    In the absence of such findings, the judgment is incomplete, and we are unable to consider the remaining arguments raised on appeal. Pittman, 117 N.C. App. at 592, 452 S.E.2d at 333. “When all issues are not so resolved by the trial court, this Court has no option other than to vacate the order and remand the cause to the trial court for completion.” Id. Thus, we vacate the judgment and remand this case to the trial court for entry of findings of fact, from the evidence already presented, and the legal conclusions to be drawn therefrom with respect to the affirmative defenses raised by defendant.     With respect to the trial court's dismissal of defendant's counterclaims, his only assignment of error regarding them, is that the trial court was without jurisdiction to rule on these matters. We have already ruled that the trial court had jurisdiction to proceed with the trial. Defendant did not offer any evidence in support of his counterclaims at trial, nor did he make any argument in his brief that the trial court erred in dismissing them. As such, we affirm the trial court's dismissal of defendant's counterclaims.
    Due to our resolution of defendant's fifth argument, we do not reach the remaining arguments contained in his brief. Furthermore, the record on appeal contains additional assignments of error not addressed by defendant in his brief to this Court. Pursuant to N.C.R. App. P. 28(b)(6), they are deemed abandoned.

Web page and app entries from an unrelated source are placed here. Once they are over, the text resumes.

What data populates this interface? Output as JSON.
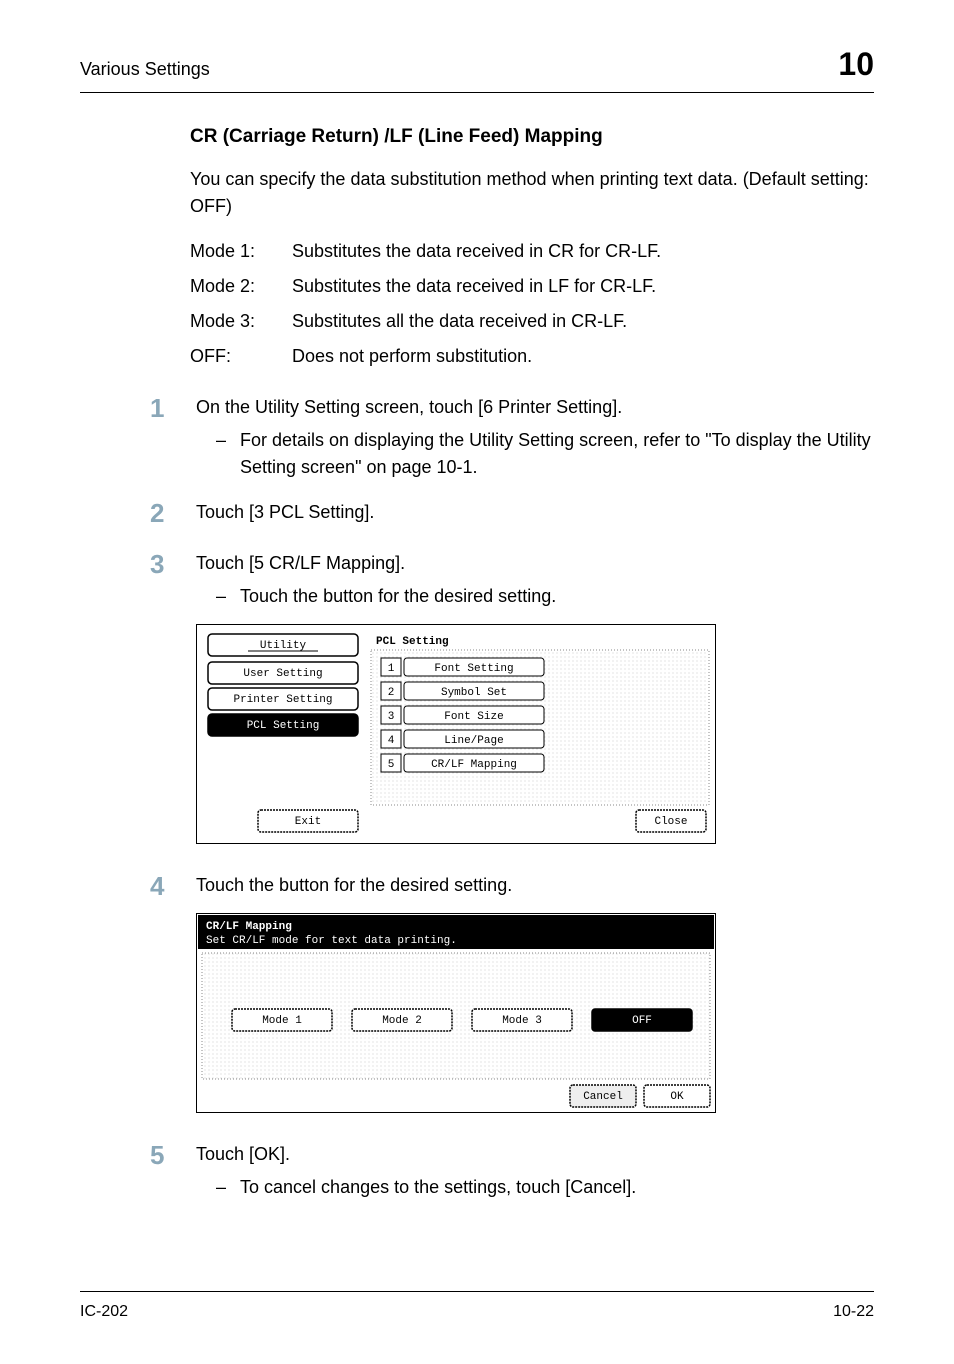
{
  "header": {
    "left": "Various Settings",
    "right": "10"
  },
  "section_title": "CR (Carriage Return) /LF (Line Feed) Mapping",
  "intro": "You can specify the data substitution method when printing text data. (Default setting: OFF)",
  "modes": [
    {
      "label": "Mode 1:",
      "desc": "Substitutes the data received in CR for CR-LF."
    },
    {
      "label": "Mode 2:",
      "desc": "Substitutes the data received in LF for CR-LF."
    },
    {
      "label": "Mode 3:",
      "desc": "Substitutes all the data received in CR-LF."
    },
    {
      "label": "OFF:",
      "desc": "Does not perform substitution."
    }
  ],
  "steps": {
    "s1": {
      "num": "1",
      "text": "On the Utility Setting screen, touch [6 Printer Setting].",
      "sub": "For details on displaying the Utility Setting screen, refer to \"To display the Utility Setting screen\" on page 10-1."
    },
    "s2": {
      "num": "2",
      "text": "Touch [3 PCL Setting]."
    },
    "s3": {
      "num": "3",
      "text": "Touch [5 CR/LF Mapping].",
      "sub": "Touch the button for the desired setting."
    },
    "s4": {
      "num": "4",
      "text": "Touch the button for the desired setting."
    },
    "s5": {
      "num": "5",
      "text": "Touch [OK].",
      "sub": "To cancel changes to the settings, touch [Cancel]."
    }
  },
  "shot1": {
    "title": "PCL Setting",
    "tabs": {
      "utility": "Utility",
      "user": "User Setting",
      "printer": "Printer Setting",
      "pcl": "PCL Setting"
    },
    "items": {
      "i1": "Font Setting",
      "i2": "Symbol Set",
      "i3": "Font Size",
      "i4": "Line/Page",
      "i5": "CR/LF Mapping"
    },
    "buttons": {
      "exit": "Exit",
      "close": "Close"
    }
  },
  "shot2": {
    "title": "CR/LF Mapping",
    "subtitle": "Set CR/LF mode for text data printing.",
    "options": {
      "m1": "Mode 1",
      "m2": "Mode 2",
      "m3": "Mode 3",
      "off": "OFF"
    },
    "buttons": {
      "cancel": "Cancel",
      "ok": "OK"
    }
  },
  "footer": {
    "left": "IC-202",
    "right": "10-22"
  }
}
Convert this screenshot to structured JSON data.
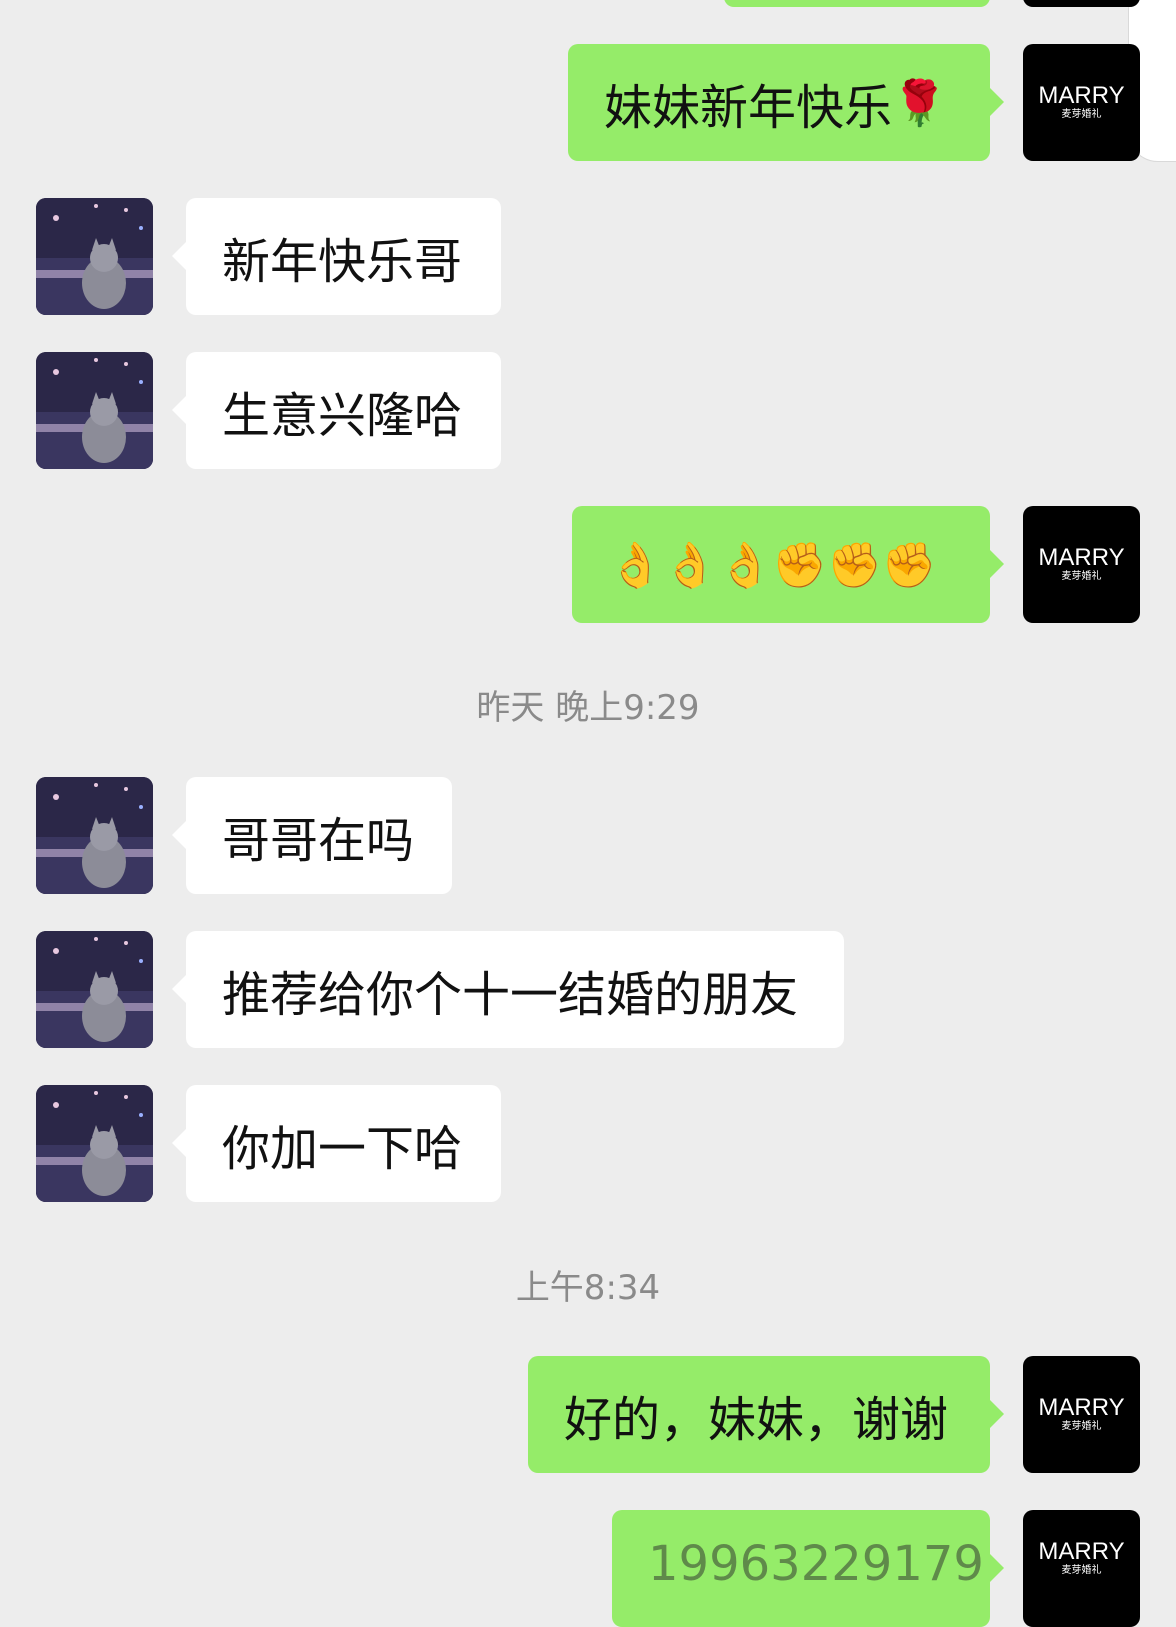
{
  "self_avatar": {
    "brand": "MARRY",
    "subtitle": "麦芽婚礼"
  },
  "messages": [
    {
      "from": "self",
      "text": ""
    },
    {
      "from": "self",
      "text": "妹妹新年快乐",
      "emoji": "🌹"
    },
    {
      "from": "friend",
      "text": "新年快乐哥"
    },
    {
      "from": "friend",
      "text": "生意兴隆哈"
    },
    {
      "from": "self",
      "text": "",
      "emoji": "👌👌👌✊✊✊"
    },
    {
      "from": "friend",
      "text": "哥哥在吗"
    },
    {
      "from": "friend",
      "text": "推荐给你个十一结婚的朋友"
    },
    {
      "from": "friend",
      "text": "你加一下哈"
    },
    {
      "from": "self",
      "text": "好的，妹妹，谢谢"
    },
    {
      "from": "self",
      "text": "19963229179"
    }
  ],
  "timestamps": [
    "昨天 晚上9:29",
    "上午8:34"
  ],
  "colors": {
    "background": "#ededed",
    "outgoing_bubble": "#95ec69",
    "incoming_bubble": "#ffffff",
    "timestamp_text": "#8a8a8a"
  },
  "icons": {
    "friend_avatar": "cat-night-scene-avatar",
    "self_avatar": "marry-logo-avatar"
  }
}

    Judges MCGEE and BRYANT concur.
    Report per Rule 30(e).

*** Converted from WordPerfect ***